And Olympic officials appeared more concerned about covering their asses than addressing the why of what happened.

This weekend there were many eloquent stories in the national press about the cowardice of the sports officials who blamed Nodar Kumaritashvili, the Georgian Luger killed at the Vancouver Olympics last week, for causing his own tragic death.

In its five-paragraph statement Friday, the International Luge Federation said that the Kumaritashvili came out of a curve and “did not compensate properly…there was no indication that the accident was caused by deficiencies in the track.”


There was no mention of the fact that the steel pillar that the 21-year-old luger slammed his back into at racetrack speeds wasn’t padded, or that Olympic lugers were terrified of the track.

The New York Times did a Page One story Sunday on that topic, headlined “Fast and Risky, Sledding Track Drew Red Flags.”


Also on Sunday, The Times blasted the luge federation for its findings in a story headlined “Quick to Blame in Luge, and Showing No Shame.”


“Olympic officials treated the death of Nodar Kumaritashvili, the Georgian luge athlete, less as a tragedy than as an inconvenience,”
The Times wrote.

Back injuries aren’t the only thing to anticipate with these luge races.
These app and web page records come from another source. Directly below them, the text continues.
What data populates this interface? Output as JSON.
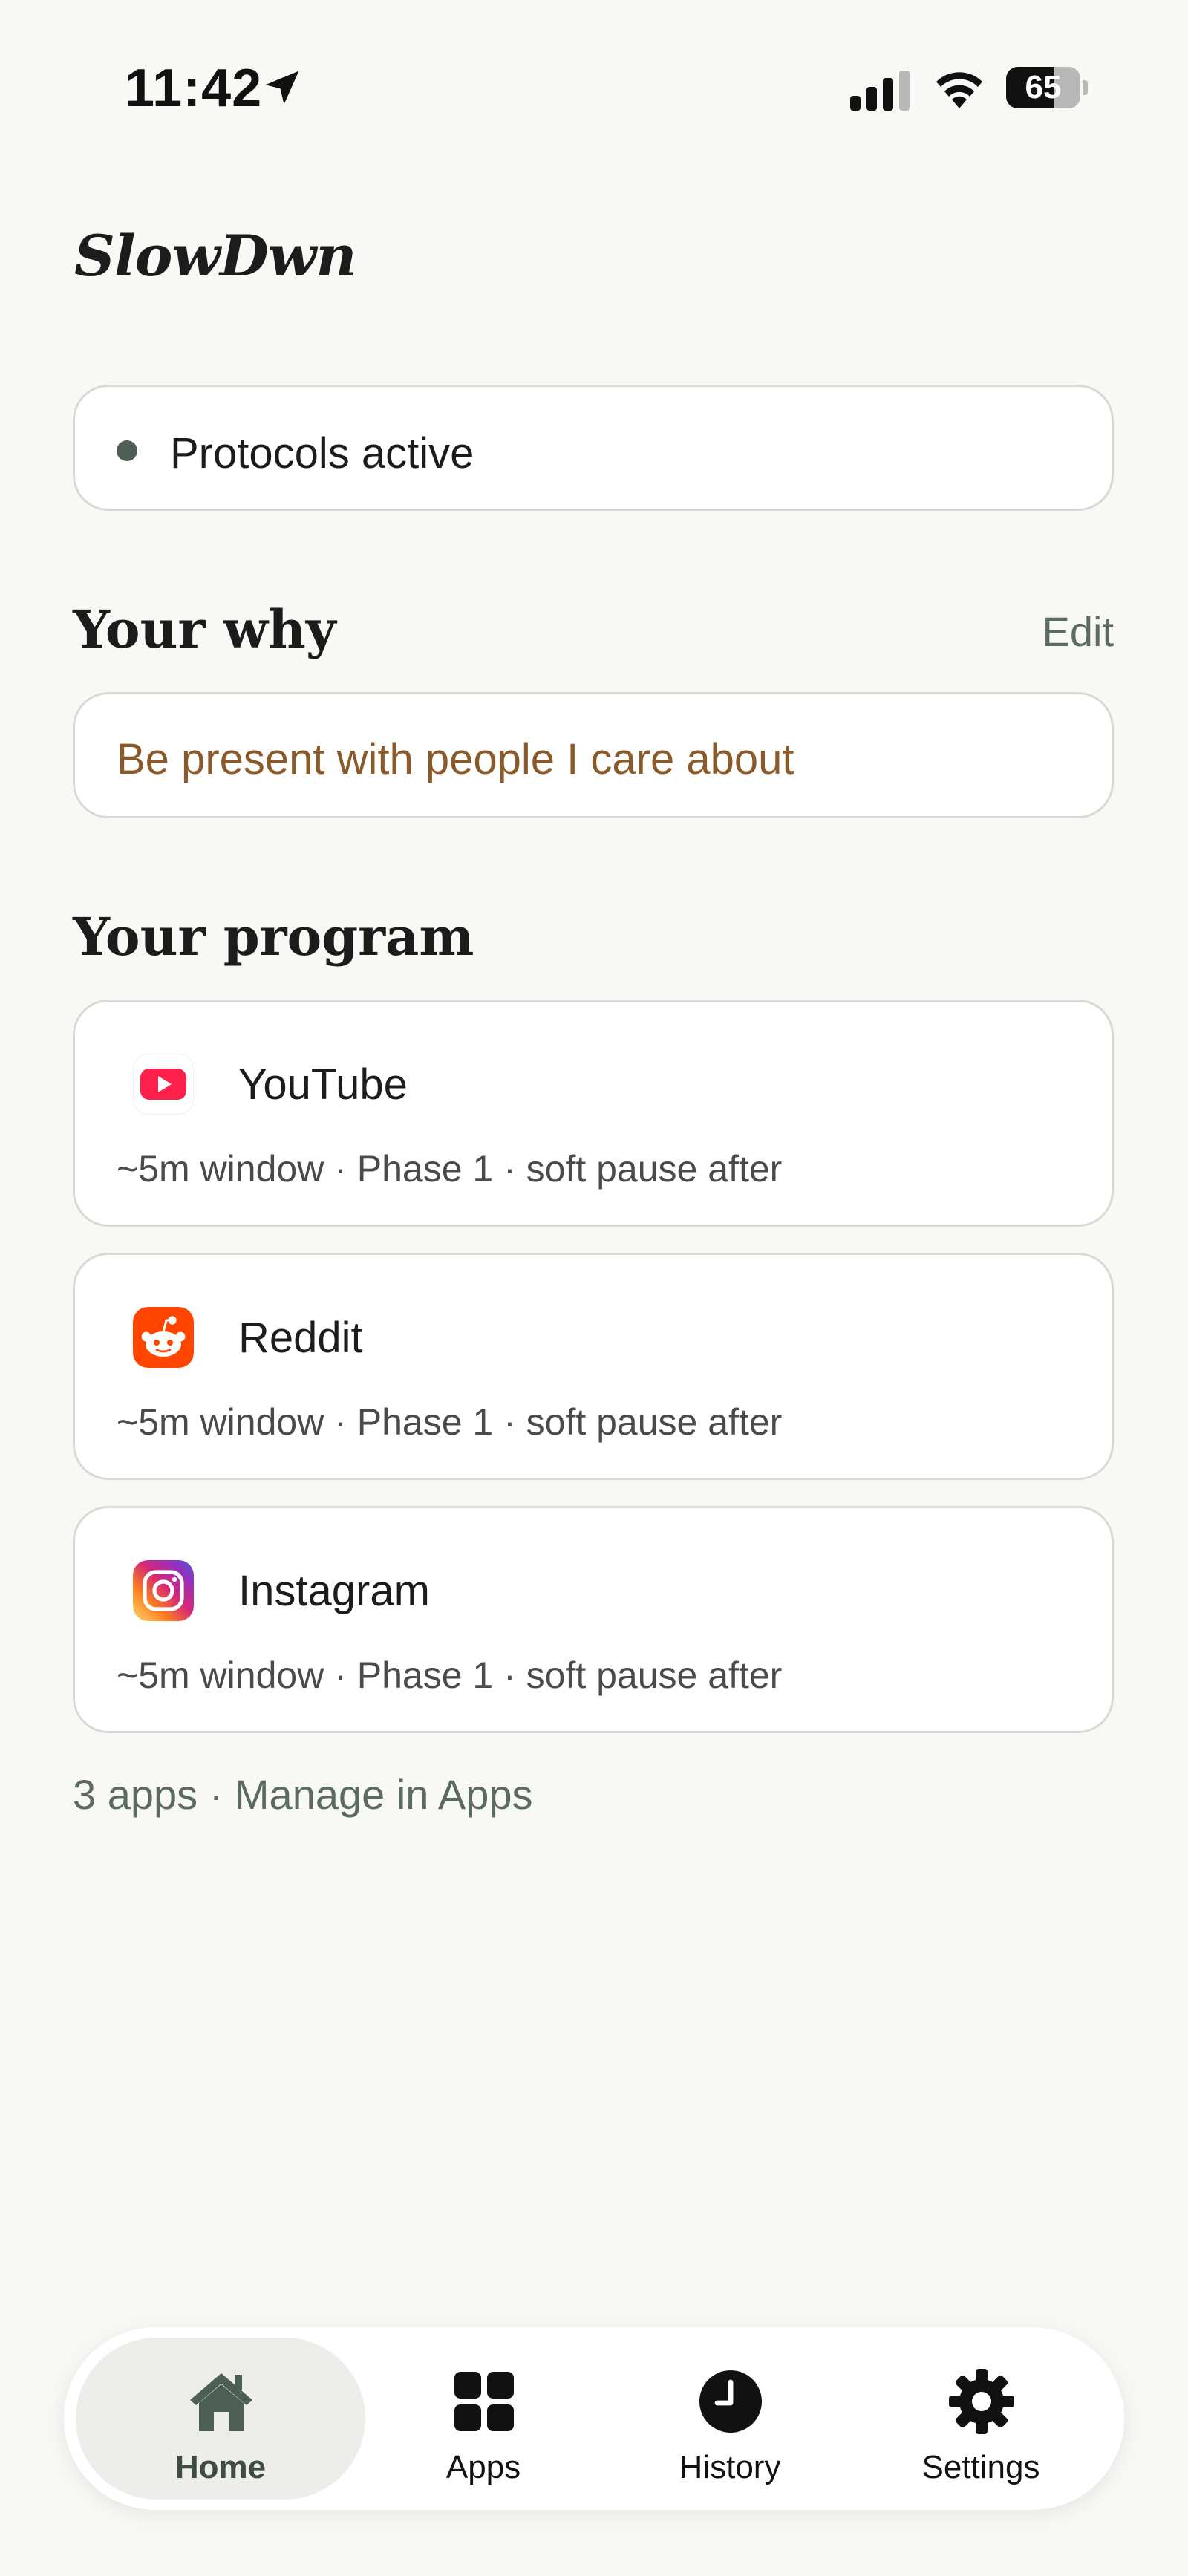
{
  "status_bar": {
    "time": "11:42",
    "battery_level": 65,
    "battery_label": "65",
    "icons": [
      "location-arrow-icon",
      "signal-icon",
      "wifi-icon",
      "battery-icon"
    ]
  },
  "app": {
    "title": "SlowDwn"
  },
  "status_card": {
    "label": "Protocols active",
    "dot_color": "#4d5e54"
  },
  "why": {
    "heading": "Your why",
    "edit_label": "Edit",
    "text": "Be present with people I care about",
    "text_color": "#8a5a2a"
  },
  "program": {
    "heading": "Your program",
    "items": [
      {
        "name": "YouTube",
        "icon": "youtube-icon",
        "detail": "~5m window · Phase 1 · soft pause after"
      },
      {
        "name": "Reddit",
        "icon": "reddit-icon",
        "detail": "~5m window · Phase 1 · soft pause after"
      },
      {
        "name": "Instagram",
        "icon": "instagram-icon",
        "detail": "~5m window · Phase 1 · soft pause after"
      }
    ],
    "summary": "3 apps · Manage in Apps"
  },
  "tab_bar": {
    "active": "Home",
    "tabs": [
      {
        "label": "Home",
        "icon": "home-icon"
      },
      {
        "label": "Apps",
        "icon": "apps-grid-icon"
      },
      {
        "label": "History",
        "icon": "clock-icon"
      },
      {
        "label": "Settings",
        "icon": "gear-icon"
      }
    ]
  },
  "colors": {
    "background": "#f8f8f5",
    "accent_green": "#4d5e54",
    "why_text": "#8a5a2a"
  }
}
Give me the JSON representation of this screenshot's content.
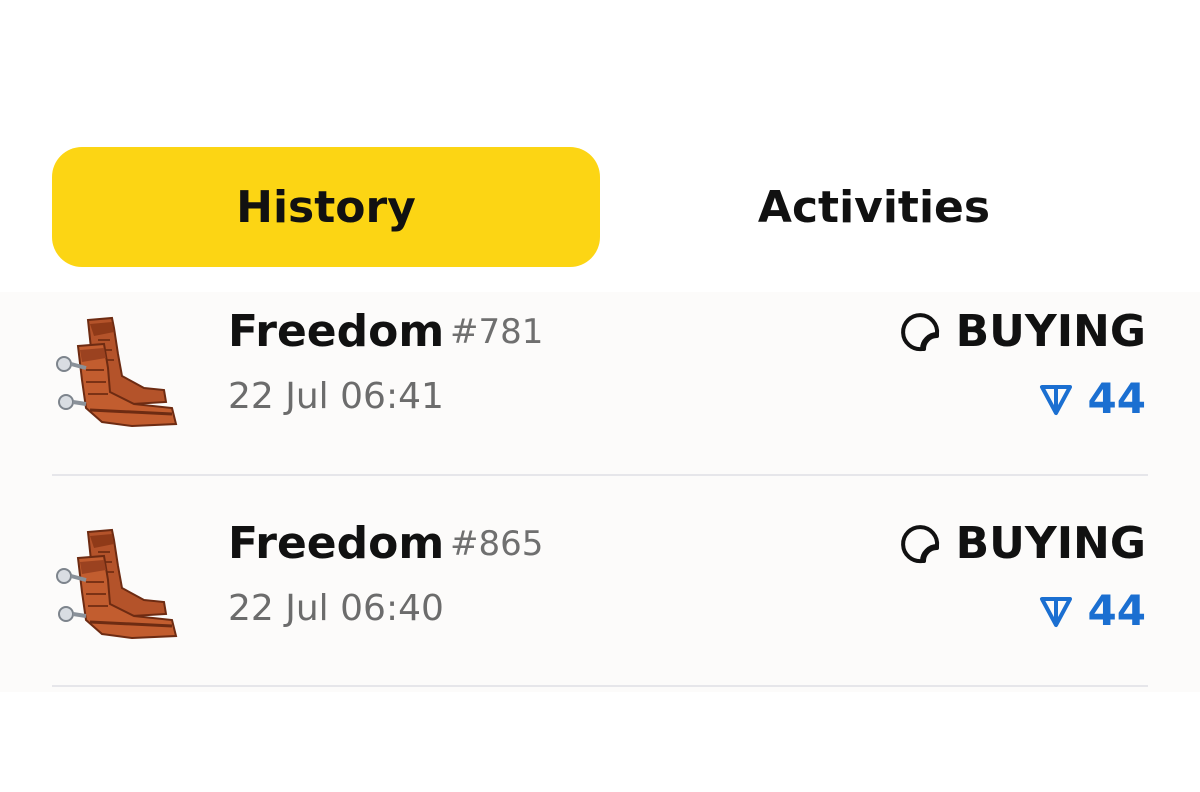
{
  "tabs": [
    {
      "label": "History",
      "active": true
    },
    {
      "label": "Activities",
      "active": false
    }
  ],
  "items": [
    {
      "name": "Freedom",
      "number": "#781",
      "date": "22 Jul 06:41",
      "status": "BUYING",
      "price": "44",
      "icon": "cowboy-boots-icon"
    },
    {
      "name": "Freedom",
      "number": "#865",
      "date": "22 Jul 06:40",
      "status": "BUYING",
      "price": "44",
      "icon": "cowboy-boots-icon"
    }
  ],
  "colors": {
    "accent": "#fcd514",
    "price": "#1b6fd1",
    "text": "#111111",
    "muted": "#6c6c6c"
  }
}
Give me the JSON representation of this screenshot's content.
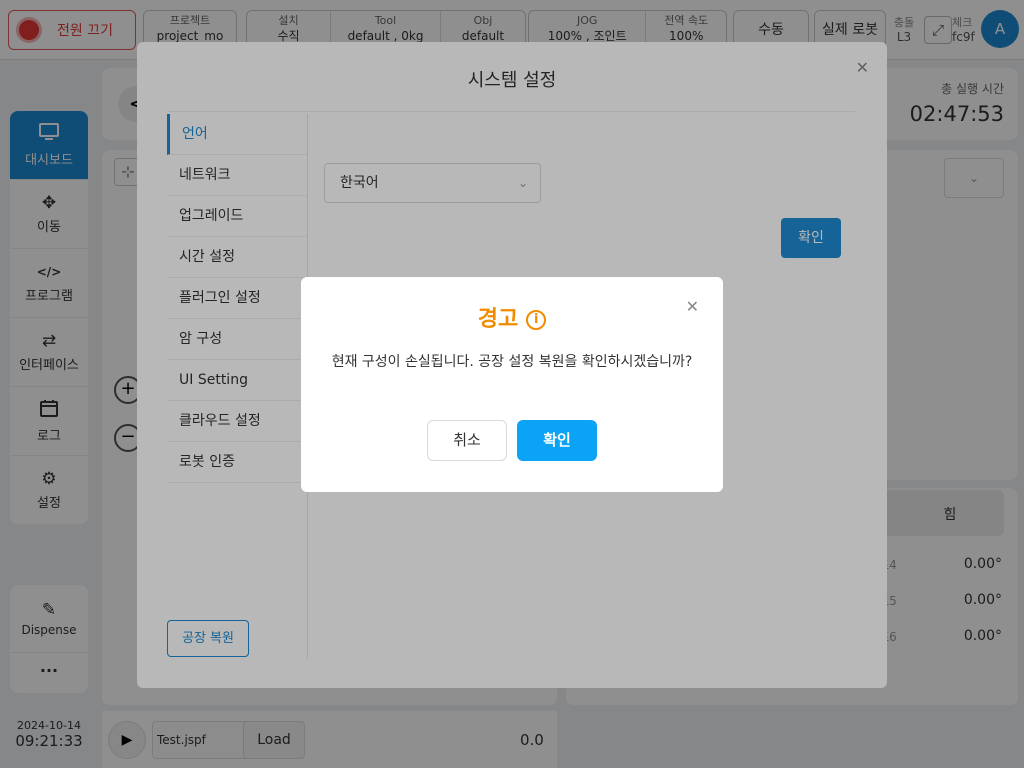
{
  "topbar": {
    "power_label": "전원 끄기",
    "project": {
      "title": "프로젝트",
      "value": "project_mo"
    },
    "install": {
      "title": "설치",
      "value": "수직"
    },
    "tool": {
      "title": "Tool",
      "value": "default , 0kg"
    },
    "obj": {
      "title": "Obj",
      "value": "default"
    },
    "jog": {
      "title": "JOG",
      "value": "100% , 조인트"
    },
    "global_speed": {
      "title": "전역 속도",
      "value": "100%"
    },
    "manual_label": "수동",
    "real_robot_label": "실제 로봇",
    "collision": {
      "title": "충돌",
      "value": "L3"
    },
    "check": {
      "title": "체크",
      "value": "fc9f"
    },
    "avatar": "A"
  },
  "sidebar": {
    "items": [
      {
        "label": "대시보드",
        "icon": "monitor-icon"
      },
      {
        "label": "이동",
        "icon": "move-icon"
      },
      {
        "label": "프로그램",
        "icon": "code-icon"
      },
      {
        "label": "인터페이스",
        "icon": "swap-icon"
      },
      {
        "label": "로그",
        "icon": "calendar-icon"
      },
      {
        "label": "설정",
        "icon": "gear-icon"
      }
    ],
    "dispense_label": "Dispense",
    "more_label": "···"
  },
  "datetime": {
    "date": "2024-10-14",
    "time": "09:21:33"
  },
  "runtime": {
    "label": "총 실행 시간",
    "value": "02:47:53"
  },
  "joints": {
    "header": "힘",
    "rows": [
      {
        "label": "조인트4",
        "value": "0.00°"
      },
      {
        "label": "조인트5",
        "value": "0.00°"
      },
      {
        "label": "조인트6",
        "value": "0.00°"
      }
    ]
  },
  "player": {
    "file": "Test.jspf",
    "load_label": "Load",
    "speed": "0.0"
  },
  "system_settings": {
    "title": "시스템 설정",
    "menu": [
      "언어",
      "네트워크",
      "업그레이드",
      "시간 설정",
      "플러그인 설정",
      "암 구성",
      "UI Setting",
      "클라우드 설정",
      "로봇 인증"
    ],
    "language_value": "한국어",
    "confirm_label": "확인",
    "factory_reset_label": "공장 복원"
  },
  "warning_dialog": {
    "title": "경고",
    "message": "현재 구성이 손실됩니다. 공장 설정 복원을 확인하시겠습니까?",
    "cancel_label": "취소",
    "ok_label": "확인"
  },
  "colors": {
    "accent": "#1e8ad2",
    "warning": "#f08c00",
    "ok_button": "#0aa3f5",
    "power": "#e53935"
  }
}
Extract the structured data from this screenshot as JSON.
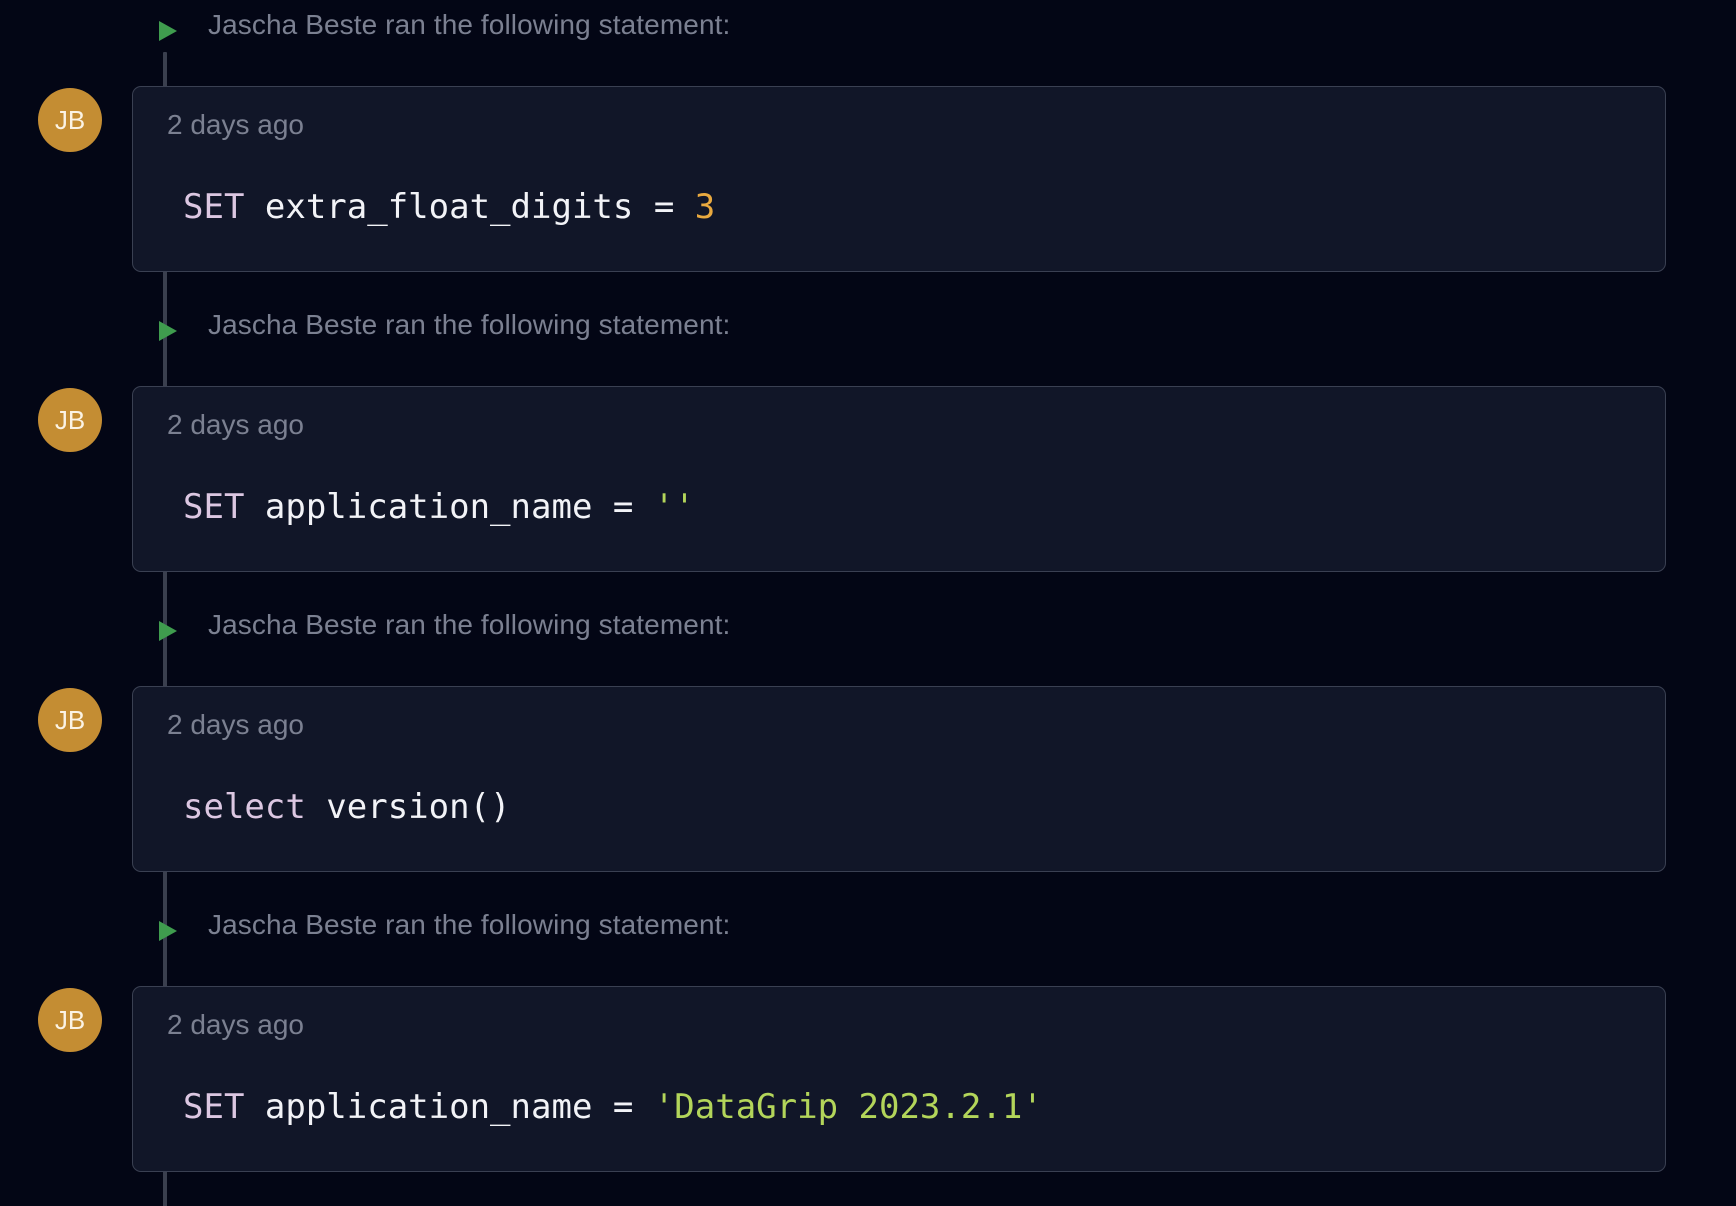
{
  "colors": {
    "background": "#030615",
    "card": "#111628",
    "card_border": "#3a4052",
    "avatar": "#c48d33",
    "run_icon": "#3f9c4e",
    "keyword": "#dcc7e2",
    "number": "#e9a93f",
    "string": "#b3d55a",
    "muted_text": "#7b8091"
  },
  "icons": {
    "run": "play-icon"
  },
  "events": [
    {
      "caption": "Jascha Beste ran the following statement:",
      "avatar_initials": "JB",
      "time": "2 days ago",
      "statement": {
        "keyword": "SET",
        "body": " extra_float_digits = ",
        "literal": "3",
        "literal_type": "number"
      }
    },
    {
      "caption": "Jascha Beste ran the following statement:",
      "avatar_initials": "JB",
      "time": "2 days ago",
      "statement": {
        "keyword": "SET",
        "body": " application_name = ",
        "literal": "''",
        "literal_type": "string"
      }
    },
    {
      "caption": "Jascha Beste ran the following statement:",
      "avatar_initials": "JB",
      "time": "2 days ago",
      "statement": {
        "keyword": "select",
        "body": " version()",
        "literal": "",
        "literal_type": ""
      }
    },
    {
      "caption": "Jascha Beste ran the following statement:",
      "avatar_initials": "JB",
      "time": "2 days ago",
      "statement": {
        "keyword": "SET",
        "body": " application_name = ",
        "literal": "'DataGrip 2023.2.1'",
        "literal_type": "string"
      }
    }
  ]
}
Last week a Romanian, Violeta Stramaturaru was knocked unconscious on Thursday and taken to a hospital after slamming into a wall several times.


Here’s the best summation we read of the tragedy over the weekend, by New York Daily News sports columnist Filip Bondy.


“In the end, it wasn’t the halfpipe or the freestanding aerials that turned the Winter Olympic into a gallows,” he wrote Saturday. “It was as slippery-sloped luge track, designed by someone who didn’t know the sport and nurtured by a system that reward outrageous risk-taking.”

The New York Times Saturday said in a Page One story that the Georgian’s death “casts a pall” over the Winter games.


On the sports pages that same day, The Times noted that the Winter Olympics have “had ample adversity and controversy,” from too-little snow “and doping” scandals, “but genuine tragedy has been a rarity.

Prompted by last week’s death, Olympics officials have taken steps to make the luge track safer. For example, they have moved the men’s start line farther down the track.

We’ll see if that helps – and hold our breath for when the supposedly really dangerous competition starts: snowboarding.